▶ _What the exercise asks_
Would you output the listing exactly, with every image omitted?

▶ _Exercise data_
##############################
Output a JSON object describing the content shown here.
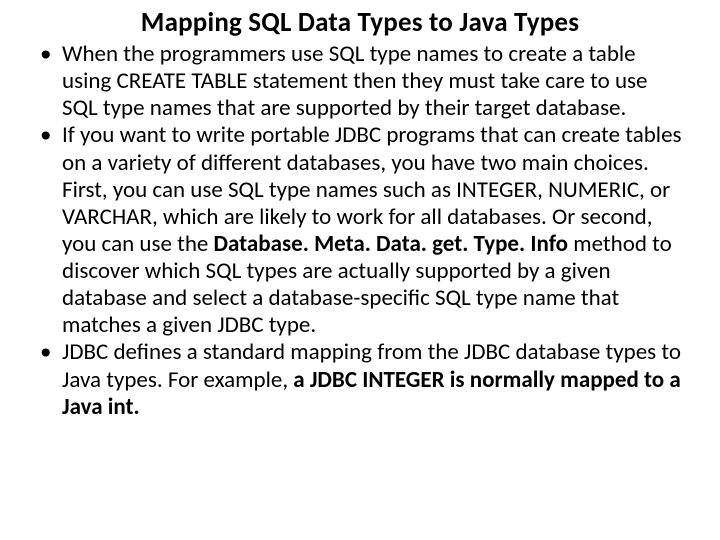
{
  "slide": {
    "title": "Mapping SQL Data Types to Java Types",
    "bullets": [
      {
        "text": "When the programmers use SQL type names to create a table using CREATE TABLE statement then they must take care to use SQL type names that are supported by their target database."
      },
      {
        "pre": "If you want to write portable JDBC programs that can create tables on a variety of different databases, you have two main choices. First, you can use  SQL type names such as INTEGER, NUMERIC, or VARCHAR, which are likely to work for all databases. Or second, you can use the ",
        "bold": "Database. Meta. Data. get. Type. Info",
        "post": " method to discover which SQL types are actually supported by a given database and select a database-specific SQL type name that matches a given JDBC type."
      },
      {
        "pre": "JDBC defines a standard mapping from the JDBC database types to Java types. For example, ",
        "bold": "a JDBC INTEGER is normally mapped to a Java int."
      }
    ]
  }
}
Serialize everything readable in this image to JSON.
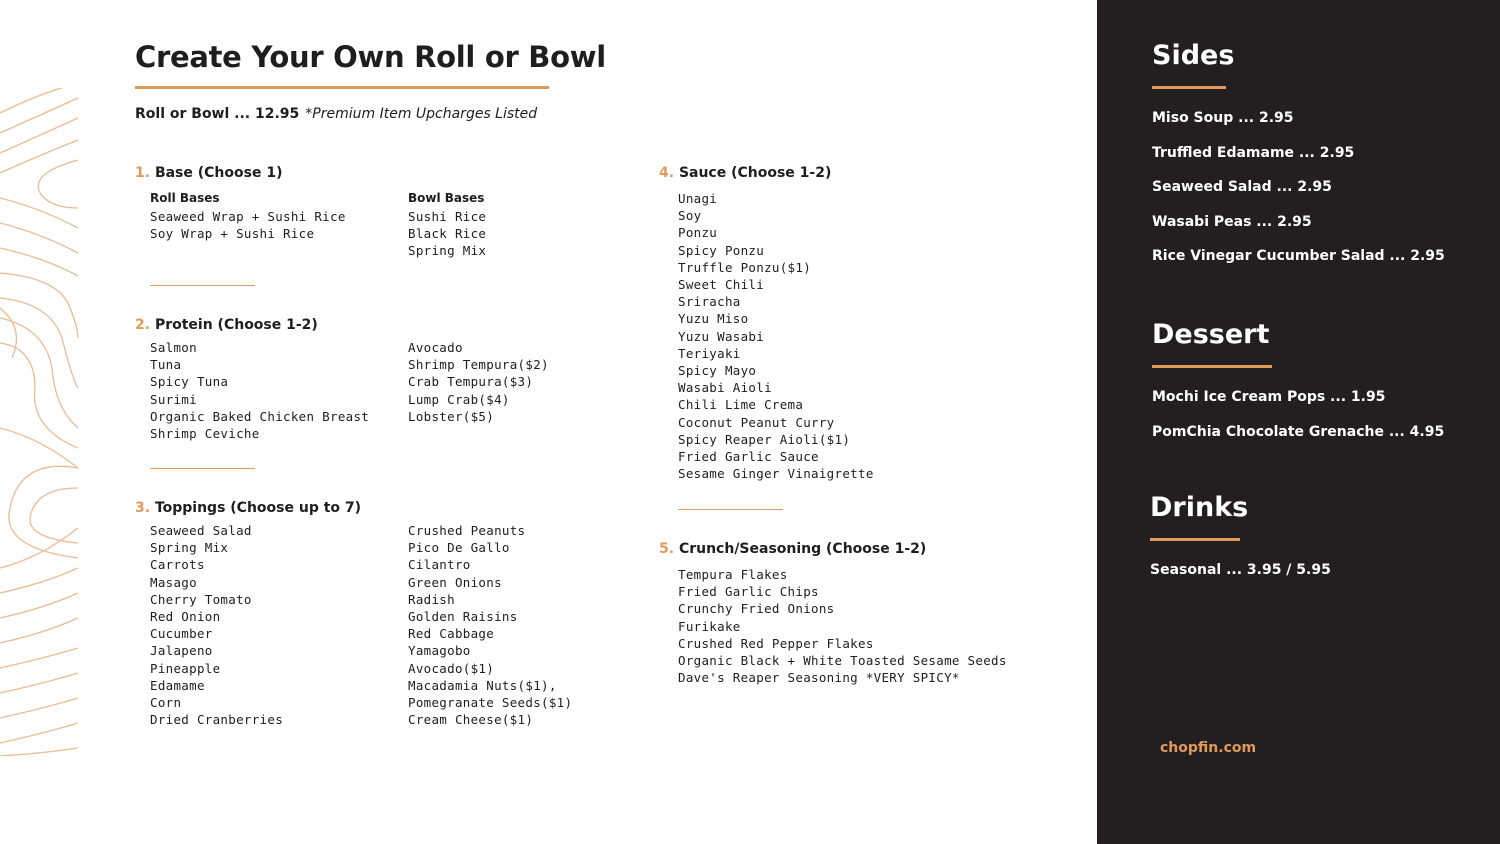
{
  "title": "Create Your Own Roll or Bowl",
  "subtitle": {
    "price": "Roll or Bowl ... 12.95",
    "note": "*Premium Item Upcharges Listed"
  },
  "accent_color": "#e29a5a",
  "panel_color": "#231f20",
  "sections": [
    {
      "num": "1.",
      "label": "Base (Choose 1)",
      "col1_head": "Roll Bases",
      "col2_head": "Bowl Bases",
      "col1": [
        "Seaweed Wrap + Sushi Rice",
        "Soy Wrap + Sushi Rice"
      ],
      "col2": [
        "Sushi Rice",
        "Black Rice",
        "Spring Mix"
      ]
    },
    {
      "num": "2.",
      "label": "Protein (Choose 1-2)",
      "col1": [
        "Salmon",
        "Tuna",
        "Spicy Tuna",
        "Surimi",
        "Organic Baked Chicken Breast",
        "Shrimp Ceviche"
      ],
      "col2": [
        "Avocado",
        "Shrimp Tempura($2)",
        "Crab Tempura($3)",
        "Lump Crab($4)",
        "Lobster($5)"
      ]
    },
    {
      "num": "3.",
      "label": "Toppings (Choose up to 7)",
      "col1": [
        "Seaweed Salad",
        "Spring Mix",
        "Carrots",
        "Masago",
        "Cherry Tomato",
        "Red Onion",
        "Cucumber",
        "Jalapeno",
        "Pineapple",
        "Edamame",
        "Corn",
        "Dried Cranberries"
      ],
      "col2": [
        "Crushed Peanuts",
        "Pico De Gallo",
        "Cilantro",
        "Green Onions",
        "Radish",
        "Golden Raisins",
        "Red Cabbage",
        "Yamagobo",
        "Avocado($1)",
        "Macadamia Nuts($1),",
        "Pomegranate Seeds($1)",
        "Cream Cheese($1)"
      ]
    },
    {
      "num": "4.",
      "label": "Sauce (Choose 1-2)",
      "col1": [
        "Unagi",
        "Soy",
        "Ponzu",
        "Spicy Ponzu",
        "Truffle Ponzu($1)",
        "Sweet Chili",
        "Sriracha",
        "Yuzu Miso",
        "Yuzu Wasabi",
        "Teriyaki",
        "Spicy Mayo",
        "Wasabi Aioli",
        "Chili Lime Crema",
        "Coconut Peanut Curry",
        "Spicy Reaper Aioli($1)",
        "Fried Garlic Sauce",
        "Sesame Ginger Vinaigrette"
      ]
    },
    {
      "num": "5.",
      "label": "Crunch/Seasoning (Choose 1-2)",
      "col1": [
        "Tempura Flakes",
        "Fried Garlic Chips",
        "Crunchy Fried Onions",
        "Furikake",
        "Crushed Red Pepper Flakes",
        "Organic Black + White Toasted Sesame Seeds",
        "Dave's Reaper Seasoning *VERY SPICY*"
      ]
    }
  ],
  "panel": {
    "sides": {
      "heading": "Sides",
      "items": [
        "Miso Soup ... 2.95",
        "Truffled Edamame ... 2.95",
        "Seaweed Salad ... 2.95",
        "Wasabi Peas ... 2.95",
        "Rice Vinegar Cucumber Salad ... 2.95"
      ]
    },
    "dessert": {
      "heading": "Dessert",
      "items": [
        "Mochi Ice Cream Pops ... 1.95",
        "PomChia Chocolate Grenache ... 4.95"
      ]
    },
    "drinks": {
      "heading": "Drinks",
      "items": [
        "Seasonal ... 3.95 / 5.95"
      ]
    },
    "website": "chopfin.com"
  }
}
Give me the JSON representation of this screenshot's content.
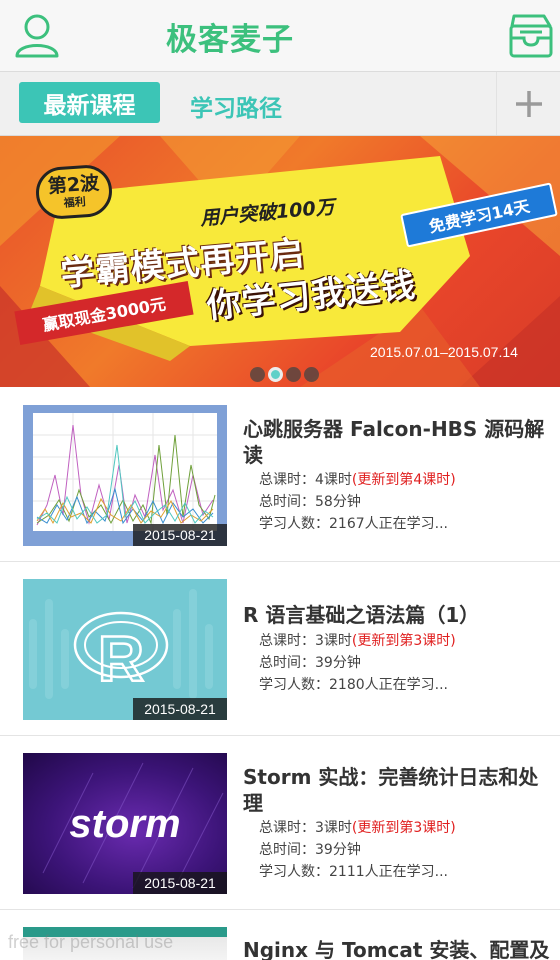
{
  "header": {
    "title": "极客麦子",
    "icons": {
      "left": "user-icon",
      "right": "inbox-icon"
    },
    "accent": "#3cc07d"
  },
  "tabs": {
    "active": "最新课程",
    "second": "学习路径",
    "add_icon": "plus-icon",
    "accent": "#3cc5b6"
  },
  "banner": {
    "badge_line1": "第2波",
    "badge_line2": "福利",
    "subtitle": "用户突破100万",
    "main_line1": "学霸模式再开启",
    "main_line2": "你学习我送钱",
    "blue_tag": "免费学习14天",
    "red_tag": "赢取现金3000元",
    "date_range": "2015.07.01–2015.07.14",
    "pages": 4,
    "current_page": 2
  },
  "courses": [
    {
      "title": "心跳服务器 Falcon-HBS 源码解读",
      "date": "2015-08-21",
      "lessons_label": "总课时：4课时",
      "update_label": "(更新到第4课时)",
      "duration_label": "总时间：58分钟",
      "learners_label": "学习人数：2167人正在学习..."
    },
    {
      "title": "R 语言基础之语法篇（1）",
      "date": "2015-08-21",
      "lessons_label": "总课时：3课时",
      "update_label": "(更新到第3课时)",
      "duration_label": "总时间：39分钟",
      "learners_label": "学习人数：2180人正在学习..."
    },
    {
      "title": "Storm 实战：完善统计日志和处理",
      "date": "2015-08-21",
      "lessons_label": "总课时：3课时",
      "update_label": "(更新到第3课时)",
      "duration_label": "总时间：39分钟",
      "learners_label": "学习人数：2111人正在学习..."
    },
    {
      "title": "Nginx 与 Tomcat 安装、配置及"
    }
  ],
  "thumb_labels": {
    "storm": "storm",
    "r": "R"
  },
  "watermark": "free for personal use"
}
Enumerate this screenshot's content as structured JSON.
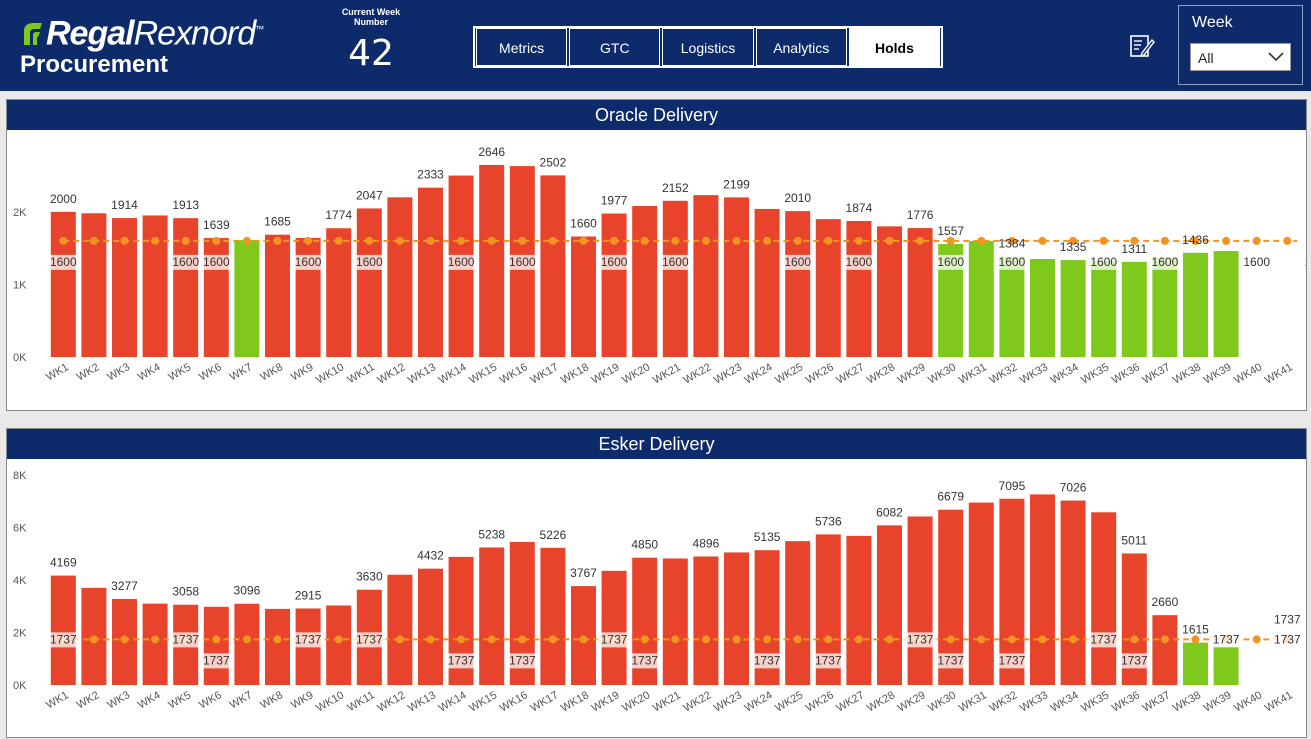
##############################
▶ _Exercise response_
Output a JSON object describing the content shown here.
{
  "slide": {
    "title": "Mapping SQL Data Types to Java Types",
    "bullets": [
      {
        "text": "When the programmers use SQL type names to create a table using CREATE TABLE statement then they must take care to use SQL type names that are supported by their target database."
      },
      {
        "pre": "If you want to write portable JDBC programs that can create tables on a variety of different databases, you have two main choices. First, you can use  SQL type names such as INTEGER, NUMERIC, or VARCHAR, which are likely to work for all databases. Or second, you can use the ",
        "bold": "Database. Meta. Data. get. Type. Info",
        "post": " method to discover which SQL types are actually supported by a given database and select a database-specific SQL type name that matches a given JDBC type."
      },
      {
        "pre": "JDBC defines a standard mapping from the JDBC database types to Java types. For example, ",
        "bold": "a JDBC INTEGER is normally mapped to a Java int."
      }
    ]
  }
}
Serialize everything readable in this image to JSON.
{
  "title": "Create Your Own Roll or Bowl",
  "subtitle": {
    "price": "Roll or Bowl ... 12.95",
    "note": "*Premium Item Upcharges Listed"
  },
  "accent_color": "#e29a5a",
  "panel_color": "#231f20",
  "sections": [
    {
      "num": "1.",
      "label": "Base (Choose 1)",
      "col1_head": "Roll Bases",
      "col2_head": "Bowl Bases",
      "col1": [
        "Seaweed Wrap + Sushi Rice",
        "Soy Wrap + Sushi Rice"
      ],
      "col2": [
        "Sushi Rice",
        "Black Rice",
        "Spring Mix"
      ]
    },
    {
      "num": "2.",
      "label": "Protein (Choose 1-2)",
      "col1": [
        "Salmon",
        "Tuna",
        "Spicy Tuna",
        "Surimi",
        "Organic Baked Chicken Breast",
        "Shrimp Ceviche"
      ],
      "col2": [
        "Avocado",
        "Shrimp Tempura($2)",
        "Crab Tempura($3)",
        "Lump Crab($4)",
        "Lobster($5)"
      ]
    },
    {
      "num": "3.",
      "label": "Toppings (Choose up to 7)",
      "col1": [
        "Seaweed Salad",
        "Spring Mix",
        "Carrots",
        "Masago",
        "Cherry Tomato",
        "Red Onion",
        "Cucumber",
        "Jalapeno",
        "Pineapple",
        "Edamame",
        "Corn",
        "Dried Cranberries"
      ],
      "col2": [
        "Crushed Peanuts",
        "Pico De Gallo",
        "Cilantro",
        "Green Onions",
        "Radish",
        "Golden Raisins",
        "Red Cabbage",
        "Yamagobo",
        "Avocado($1)",
        "Macadamia Nuts($1),",
        "Pomegranate Seeds($1)",
        "Cream Cheese($1)"
      ]
    },
    {
      "num": "4.",
      "label": "Sauce (Choose 1-2)",
      "col1": [
        "Unagi",
        "Soy",
        "Ponzu",
        "Spicy Ponzu",
        "Truffle Ponzu($1)",
        "Sweet Chili",
        "Sriracha",
        "Yuzu Miso",
        "Yuzu Wasabi",
        "Teriyaki",
        "Spicy Mayo",
        "Wasabi Aioli",
        "Chili Lime Crema",
        "Coconut Peanut Curry",
        "Spicy Reaper Aioli($1)",
        "Fried Garlic Sauce",
        "Sesame Ginger Vinaigrette"
      ]
    },
    {
      "num": "5.",
      "label": "Crunch/Seasoning (Choose 1-2)",
      "col1": [
        "Tempura Flakes",
        "Fried Garlic Chips",
        "Crunchy Fried Onions",
        "Furikake",
        "Crushed Red Pepper Flakes",
        "Organic Black + White Toasted Sesame Seeds",
        "Dave's Reaper Seasoning *VERY SPICY*"
      ]
    }
  ],
  "panel": {
    "sides": {
      "heading": "Sides",
      "items": [
        "Miso Soup ... 2.95",
        "Truffled Edamame ... 2.95",
        "Seaweed Salad ... 2.95",
        "Wasabi Peas ... 2.95",
        "Rice Vinegar Cucumber Salad ... 2.95"
      ]
    },
    "dessert": {
      "heading": "Dessert",
      "items": [
        "Mochi Ice Cream Pops ... 1.95",
        "PomChia Chocolate Grenache ... 4.95"
      ]
    },
    "drinks": {
      "heading": "Drinks",
      "items": [
        "Seasonal ... 3.95 / 5.95"
      ]
    },
    "website": "chopfin.com"
  }
}
Give me the JSON representation of this screenshot's content.
{
  "header": {
    "title": "极客麦子",
    "icons": {
      "left": "user-icon",
      "right": "inbox-icon"
    },
    "accent": "#3cc07d"
  },
  "tabs": {
    "active": "最新课程",
    "second": "学习路径",
    "add_icon": "plus-icon",
    "accent": "#3cc5b6"
  },
  "banner": {
    "badge_line1": "第2波",
    "badge_line2": "福利",
    "subtitle": "用户突破100万",
    "main_line1": "学霸模式再开启",
    "main_line2": "你学习我送钱",
    "blue_tag": "免费学习14天",
    "red_tag": "赢取现金3000元",
    "date_range": "2015.07.01–2015.07.14",
    "pages": 4,
    "current_page": 2
  },
  "courses": [
    {
      "title": "心跳服务器 Falcon-HBS 源码解读",
      "date": "2015-08-21",
      "lessons_label": "总课时：4课时",
      "update_label": "(更新到第4课时)",
      "duration_label": "总时间：58分钟",
      "learners_label": "学习人数：2167人正在学习..."
    },
    {
      "title": "R 语言基础之语法篇（1）",
      "date": "2015-08-21",
      "lessons_label": "总课时：3课时",
      "update_label": "(更新到第3课时)",
      "duration_label": "总时间：39分钟",
      "learners_label": "学习人数：2180人正在学习..."
    },
    {
      "title": "Storm 实战：完善统计日志和处理",
      "date": "2015-08-21",
      "lessons_label": "总课时：3课时",
      "update_label": "(更新到第3课时)",
      "duration_label": "总时间：39分钟",
      "learners_label": "学习人数：2111人正在学习..."
    },
    {
      "title": "Nginx 与 Tomcat 安装、配置及"
    }
  ],
  "thumb_labels": {
    "storm": "storm",
    "r": "R"
  },
  "watermark": "free for personal use"
}
Enumerate this screenshot's content as structured JSON.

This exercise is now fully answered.